Value is always justifiable, but cost and price are not. Here's an example. You go to an auction and bid on an item that you like, but that you know little about. There is fierce competition with other bidders. The knowledgeable bidders drop out at about $100. You finally win the bid for the item at $250. The value of the item is not $250; it is the cost. The value, what is most commonly paid by informed purchasers, is $100. Let's look at another example. At an estate sale, you notice a dirty glass vase in a dark corner. It is tagged with just a few dollars asking price. You quickly snap it up, pay the full price asked, bring it home, clean it, and discover a Lalique mark. In this instance, price and cost are the same (you didn't haggle), but the value is much greater. You, either as a knowledgeable buyer or as just a lucky purchaser, have paid well below what a serious collector would have spent.

Sometimes prices are set high in anticipation of being lowered as an inducement to the buyer to make a purchase. Sometimes prices are high because the seller thinks an item is genuine, when in fact, it is a reproduction. If you make a purchase and pay what an item is worth, cost equals value. But cost is not synonymous with value.

Q. Where can I learn more about appraising as a profession?

A. If you want to read up on identifying, understanding, and valuing your treasures, reach for Emyl Jenkin's Appraisal Book, published by Crown Trade Paperbacks, New York, ISBN 0-517-88434-8. For training in the theory and principles of appraisal practice, the International Society of Appraisers (ISA) has just come out with a Distance Education course. You can get more information about the home study course by calling ISA at (888) 472-4732.

Loss of Value

This article was published in the March/April 1999 issue of AntiquePrime Magazine & Journal.

For What It's Worth ...

Q. Some of our possessions were damaged. The insurance company wants to repair them rather than replace them. Won't there be a loss of value?

A. Loss of value (LOV) is the amount of worth an item loses due to damage. However, LOV cannot be determined until the item has been professionally repaired or professionally restored. After the repairs are completed, the quality of the repair is also taken into consideration. Typically, the better the repair job, the lower the loss of value. Mathematically, the loss of value is calculated with the following formula: LOV equals value of the item before damage minus value of item after repairs.

Depreciating property (most furniture and bric-a-brac) normally does not suffer LOV after being professionally repaired. Appreciating property, such as antiques, might suffer LOV. There are several factors that appraisers consider when determining LOV in appreciable property.


03Pre-existing condition.
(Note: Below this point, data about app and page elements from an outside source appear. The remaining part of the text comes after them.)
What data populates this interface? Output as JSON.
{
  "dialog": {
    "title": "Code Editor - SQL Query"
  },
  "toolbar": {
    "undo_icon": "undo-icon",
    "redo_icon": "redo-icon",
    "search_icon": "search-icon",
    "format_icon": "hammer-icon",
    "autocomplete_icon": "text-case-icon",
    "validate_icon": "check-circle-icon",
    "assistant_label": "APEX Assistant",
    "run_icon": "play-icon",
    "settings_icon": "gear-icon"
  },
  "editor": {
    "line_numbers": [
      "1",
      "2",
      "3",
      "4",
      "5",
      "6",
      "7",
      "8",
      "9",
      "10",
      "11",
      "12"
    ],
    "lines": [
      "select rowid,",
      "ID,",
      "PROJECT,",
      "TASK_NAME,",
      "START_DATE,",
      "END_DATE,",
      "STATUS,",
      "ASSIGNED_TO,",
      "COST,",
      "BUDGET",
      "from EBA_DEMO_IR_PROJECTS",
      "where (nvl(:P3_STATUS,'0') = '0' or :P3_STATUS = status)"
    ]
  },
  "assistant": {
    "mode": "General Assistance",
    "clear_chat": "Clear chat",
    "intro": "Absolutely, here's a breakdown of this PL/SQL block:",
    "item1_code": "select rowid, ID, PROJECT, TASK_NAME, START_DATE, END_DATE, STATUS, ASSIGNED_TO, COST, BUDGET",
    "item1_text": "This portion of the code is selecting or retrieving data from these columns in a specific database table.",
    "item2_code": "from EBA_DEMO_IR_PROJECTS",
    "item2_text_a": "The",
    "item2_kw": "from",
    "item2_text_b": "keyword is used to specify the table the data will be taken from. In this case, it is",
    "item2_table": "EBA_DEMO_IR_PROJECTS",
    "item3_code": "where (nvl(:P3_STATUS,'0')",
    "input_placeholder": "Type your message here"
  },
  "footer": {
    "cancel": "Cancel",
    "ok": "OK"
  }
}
Pre-existing repairs or damage similar to the new damage can minimize or negate LOV. For example, one new chip to the rim of a cut glass vase which already had several chips would not cause any measurable LOV.

03Severity of damage. There is a difference between a minor scratch and a missing drawer. A replaced leg on an 18th Century highboy is significant, but a repaired surface scratch on the same piece is not a major drawback. 

03The type of damage. Is this type of damage normally acceptable to collectors? Glass and ceramics in pristine condition are more desirable and command higher prices than damaged pieces. When it comes to antique furniture, however, collectors are more forgiving and accepting of repairs and restorations.

03Quality of repairs. Invisible repairs using appropriate restoration techniques are vital to preserving the integrity and value of a damaged piece. Any deviation from this desired level of professionalism will adversely affect the repaired item's final value.
Your possessions may or may not suffer a LOV. You might consider having an appraiser examine them before and after the repairs are made to determine if there is any loss in their value.

Ask an appraiser: Address your appraisal questions, including your name, address, and phone number to: